----- Exercise inputs

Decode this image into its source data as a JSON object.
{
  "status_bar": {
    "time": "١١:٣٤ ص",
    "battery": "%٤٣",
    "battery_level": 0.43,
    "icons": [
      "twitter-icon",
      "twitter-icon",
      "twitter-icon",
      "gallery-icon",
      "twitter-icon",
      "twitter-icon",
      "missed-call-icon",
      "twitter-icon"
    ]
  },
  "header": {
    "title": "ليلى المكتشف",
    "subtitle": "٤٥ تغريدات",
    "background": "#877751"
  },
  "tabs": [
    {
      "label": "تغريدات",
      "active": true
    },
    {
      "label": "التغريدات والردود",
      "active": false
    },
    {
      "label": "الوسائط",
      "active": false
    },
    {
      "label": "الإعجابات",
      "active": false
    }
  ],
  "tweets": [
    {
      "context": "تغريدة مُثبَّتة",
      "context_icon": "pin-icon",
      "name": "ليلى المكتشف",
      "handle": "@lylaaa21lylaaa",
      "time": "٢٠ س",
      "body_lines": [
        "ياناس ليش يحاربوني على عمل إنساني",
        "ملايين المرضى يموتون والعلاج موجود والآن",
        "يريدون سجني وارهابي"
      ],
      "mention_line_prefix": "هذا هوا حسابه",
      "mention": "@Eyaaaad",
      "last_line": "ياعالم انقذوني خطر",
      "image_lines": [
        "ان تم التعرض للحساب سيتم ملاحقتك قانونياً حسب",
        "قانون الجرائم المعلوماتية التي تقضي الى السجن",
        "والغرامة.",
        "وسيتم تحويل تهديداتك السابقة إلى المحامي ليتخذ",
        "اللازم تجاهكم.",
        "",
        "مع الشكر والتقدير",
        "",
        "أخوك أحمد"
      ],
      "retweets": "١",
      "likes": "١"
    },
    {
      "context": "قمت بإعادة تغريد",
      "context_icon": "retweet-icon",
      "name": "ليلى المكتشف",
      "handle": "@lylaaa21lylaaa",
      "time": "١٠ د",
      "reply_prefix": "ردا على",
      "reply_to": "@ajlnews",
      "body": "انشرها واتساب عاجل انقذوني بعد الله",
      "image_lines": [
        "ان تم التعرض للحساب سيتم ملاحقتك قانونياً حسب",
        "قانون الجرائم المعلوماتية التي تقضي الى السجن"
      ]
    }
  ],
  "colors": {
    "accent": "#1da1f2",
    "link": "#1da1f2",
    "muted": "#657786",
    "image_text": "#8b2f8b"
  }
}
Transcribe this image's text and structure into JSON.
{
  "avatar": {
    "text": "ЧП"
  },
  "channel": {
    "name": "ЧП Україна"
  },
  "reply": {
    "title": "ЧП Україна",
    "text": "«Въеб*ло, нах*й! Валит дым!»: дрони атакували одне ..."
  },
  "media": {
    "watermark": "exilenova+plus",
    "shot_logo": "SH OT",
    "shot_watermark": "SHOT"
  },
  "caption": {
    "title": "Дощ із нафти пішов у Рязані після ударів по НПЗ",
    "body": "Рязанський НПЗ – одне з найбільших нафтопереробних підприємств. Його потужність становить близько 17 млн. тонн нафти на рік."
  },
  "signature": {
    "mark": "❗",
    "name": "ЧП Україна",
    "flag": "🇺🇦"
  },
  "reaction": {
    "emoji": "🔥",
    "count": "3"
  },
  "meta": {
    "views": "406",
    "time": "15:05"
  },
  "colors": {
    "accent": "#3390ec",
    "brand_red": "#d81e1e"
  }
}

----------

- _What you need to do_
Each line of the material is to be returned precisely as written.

- _Result of the task_
Decode this image into its source data as a JSON object.
{
  "status_bar": {
    "time": "١١:٣٤ ص",
    "battery": "%٤٣",
    "battery_level": 0.43,
    "icons": [
      "twitter-icon",
      "twitter-icon",
      "twitter-icon",
      "gallery-icon",
      "twitter-icon",
      "twitter-icon",
      "missed-call-icon",
      "twitter-icon"
    ]
  },
  "header": {
    "title": "ليلى المكتشف",
    "subtitle": "٤٥ تغريدات",
    "background": "#877751"
  },
  "tabs": [
    {
      "label": "تغريدات",
      "active": true
    },
    {
      "label": "التغريدات والردود",
      "active": false
    },
    {
      "label": "الوسائط",
      "active": false
    },
    {
      "label": "الإعجابات",
      "active": false
    }
  ],
  "tweets": [
    {
      "context": "تغريدة مُثبَّتة",
      "context_icon": "pin-icon",
      "name": "ليلى المكتشف",
      "handle": "@lylaaa21lylaaa",
      "time": "٢٠ س",
      "body_lines": [
        "ياناس ليش يحاربوني على عمل إنساني",
        "ملايين المرضى يموتون والعلاج موجود والآن",
        "يريدون سجني وارهابي"
      ],
      "mention_line_prefix": "هذا هوا حسابه",
      "mention": "@Eyaaaad",
      "last_line": "ياعالم انقذوني خطر",
      "image_lines": [
        "ان تم التعرض للحساب سيتم ملاحقتك قانونياً حسب",
        "قانون الجرائم المعلوماتية التي تقضي الى السجن",
        "والغرامة.",
        "وسيتم تحويل تهديداتك السابقة إلى المحامي ليتخذ",
        "اللازم تجاهكم.",
        "",
        "مع الشكر والتقدير",
        "",
        "أخوك أحمد"
      ],
      "retweets": "١",
      "likes": "١"
    },
    {
      "context": "قمت بإعادة تغريد",
      "context_icon": "retweet-icon",
      "name": "ليلى المكتشف",
      "handle": "@lylaaa21lylaaa",
      "time": "١٠ د",
      "reply_prefix": "ردا على",
      "reply_to": "@ajlnews",
      "body": "انشرها واتساب عاجل انقذوني بعد الله",
      "image_lines": [
        "ان تم التعرض للحساب سيتم ملاحقتك قانونياً حسب",
        "قانون الجرائم المعلوماتية التي تقضي الى السجن"
      ]
    }
  ],
  "colors": {
    "accent": "#1da1f2",
    "link": "#1da1f2",
    "muted": "#657786",
    "image_text": "#8b2f8b"
  }
}
Transcribe this image's text and structure into JSON.
{
  "avatar": {
    "text": "ЧП"
  },
  "channel": {
    "name": "ЧП Україна"
  },
  "reply": {
    "title": "ЧП Україна",
    "text": "«Въеб*ло, нах*й! Валит дым!»: дрони атакували одне ..."
  },
  "media": {
    "watermark": "exilenova+plus",
    "shot_logo": "SH OT",
    "shot_watermark": "SHOT"
  },
  "caption": {
    "title": "Дощ із нафти пішов у Рязані після ударів по НПЗ",
    "body": "Рязанський НПЗ – одне з найбільших нафтопереробних підприємств. Його потужність становить близько 17 млн. тонн нафти на рік."
  },
  "signature": {
    "mark": "❗",
    "name": "ЧП Україна",
    "flag": "🇺🇦"
  },
  "reaction": {
    "emoji": "🔥",
    "count": "3"
  },
  "meta": {
    "views": "406",
    "time": "15:05"
  },
  "colors": {
    "accent": "#3390ec",
    "brand_red": "#d81e1e"
  }
}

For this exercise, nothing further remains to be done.